Excerpts from an interface dataset:
------------------------------------

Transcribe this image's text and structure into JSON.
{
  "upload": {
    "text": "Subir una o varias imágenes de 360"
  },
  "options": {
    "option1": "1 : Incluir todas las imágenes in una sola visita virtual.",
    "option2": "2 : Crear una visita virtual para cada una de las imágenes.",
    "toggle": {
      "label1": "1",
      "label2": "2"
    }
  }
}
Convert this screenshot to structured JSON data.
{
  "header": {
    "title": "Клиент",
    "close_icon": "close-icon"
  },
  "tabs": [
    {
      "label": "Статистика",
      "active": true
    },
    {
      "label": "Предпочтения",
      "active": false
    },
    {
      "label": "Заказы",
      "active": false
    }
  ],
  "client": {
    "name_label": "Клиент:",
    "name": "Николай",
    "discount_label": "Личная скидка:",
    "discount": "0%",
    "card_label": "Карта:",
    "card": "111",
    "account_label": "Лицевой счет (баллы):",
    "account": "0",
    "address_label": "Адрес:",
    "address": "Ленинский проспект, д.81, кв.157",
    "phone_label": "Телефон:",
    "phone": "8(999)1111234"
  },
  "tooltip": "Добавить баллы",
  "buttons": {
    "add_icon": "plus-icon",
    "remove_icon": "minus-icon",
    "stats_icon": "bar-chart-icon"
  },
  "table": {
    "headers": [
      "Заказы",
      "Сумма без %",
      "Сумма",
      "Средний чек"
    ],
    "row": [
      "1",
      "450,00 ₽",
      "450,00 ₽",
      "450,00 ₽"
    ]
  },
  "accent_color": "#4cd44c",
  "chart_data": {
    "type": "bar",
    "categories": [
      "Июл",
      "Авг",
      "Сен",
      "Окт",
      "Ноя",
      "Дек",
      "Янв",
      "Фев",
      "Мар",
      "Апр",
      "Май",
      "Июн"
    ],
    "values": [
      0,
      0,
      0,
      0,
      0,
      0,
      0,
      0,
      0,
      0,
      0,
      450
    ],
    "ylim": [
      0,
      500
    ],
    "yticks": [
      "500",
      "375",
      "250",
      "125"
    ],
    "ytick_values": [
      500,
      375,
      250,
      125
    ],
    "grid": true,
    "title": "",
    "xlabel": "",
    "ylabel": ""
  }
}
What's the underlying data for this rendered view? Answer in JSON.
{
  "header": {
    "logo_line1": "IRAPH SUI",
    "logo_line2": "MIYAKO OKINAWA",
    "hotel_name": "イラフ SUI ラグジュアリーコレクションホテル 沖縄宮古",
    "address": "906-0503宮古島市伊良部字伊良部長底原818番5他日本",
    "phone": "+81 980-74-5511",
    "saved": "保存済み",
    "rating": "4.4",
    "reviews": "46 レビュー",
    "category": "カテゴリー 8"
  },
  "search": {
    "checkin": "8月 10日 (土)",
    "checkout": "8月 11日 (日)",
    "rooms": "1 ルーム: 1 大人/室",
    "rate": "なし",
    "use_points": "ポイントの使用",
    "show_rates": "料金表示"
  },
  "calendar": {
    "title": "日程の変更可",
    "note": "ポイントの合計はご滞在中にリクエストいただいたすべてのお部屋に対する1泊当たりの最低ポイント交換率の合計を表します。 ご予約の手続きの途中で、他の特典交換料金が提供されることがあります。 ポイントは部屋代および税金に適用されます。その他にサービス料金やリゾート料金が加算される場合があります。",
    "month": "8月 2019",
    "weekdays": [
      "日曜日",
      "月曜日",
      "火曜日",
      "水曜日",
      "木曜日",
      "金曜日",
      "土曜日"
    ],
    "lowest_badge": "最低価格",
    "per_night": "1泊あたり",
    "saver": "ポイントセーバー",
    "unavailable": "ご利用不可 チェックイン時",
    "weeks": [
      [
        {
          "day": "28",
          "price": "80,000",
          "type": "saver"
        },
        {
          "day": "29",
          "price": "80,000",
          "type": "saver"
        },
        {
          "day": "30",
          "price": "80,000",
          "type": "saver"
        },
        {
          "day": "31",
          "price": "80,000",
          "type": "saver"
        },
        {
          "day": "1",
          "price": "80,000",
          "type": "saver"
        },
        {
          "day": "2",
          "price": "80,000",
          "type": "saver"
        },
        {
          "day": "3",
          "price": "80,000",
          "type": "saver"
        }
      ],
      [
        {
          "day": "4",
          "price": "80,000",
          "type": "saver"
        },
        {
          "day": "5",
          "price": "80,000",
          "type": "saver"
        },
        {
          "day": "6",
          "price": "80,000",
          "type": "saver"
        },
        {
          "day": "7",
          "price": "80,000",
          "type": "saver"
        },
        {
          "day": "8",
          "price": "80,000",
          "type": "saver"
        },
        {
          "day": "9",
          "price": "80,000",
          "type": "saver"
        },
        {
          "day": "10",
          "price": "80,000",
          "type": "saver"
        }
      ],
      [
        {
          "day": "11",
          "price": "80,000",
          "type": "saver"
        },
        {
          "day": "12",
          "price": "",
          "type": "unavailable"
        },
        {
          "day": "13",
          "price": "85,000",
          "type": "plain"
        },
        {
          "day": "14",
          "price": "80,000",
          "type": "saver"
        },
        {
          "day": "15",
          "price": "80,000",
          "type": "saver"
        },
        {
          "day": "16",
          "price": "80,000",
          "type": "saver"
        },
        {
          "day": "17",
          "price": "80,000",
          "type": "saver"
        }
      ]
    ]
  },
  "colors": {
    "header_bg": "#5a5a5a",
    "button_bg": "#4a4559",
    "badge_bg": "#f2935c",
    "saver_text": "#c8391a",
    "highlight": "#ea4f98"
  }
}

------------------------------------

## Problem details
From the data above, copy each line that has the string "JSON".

## Answer to the exercise
Transcribe this image's text and structure into JSON.
Convert this screenshot to structured JSON data.
What's the underlying data for this rendered view? Answer in JSON.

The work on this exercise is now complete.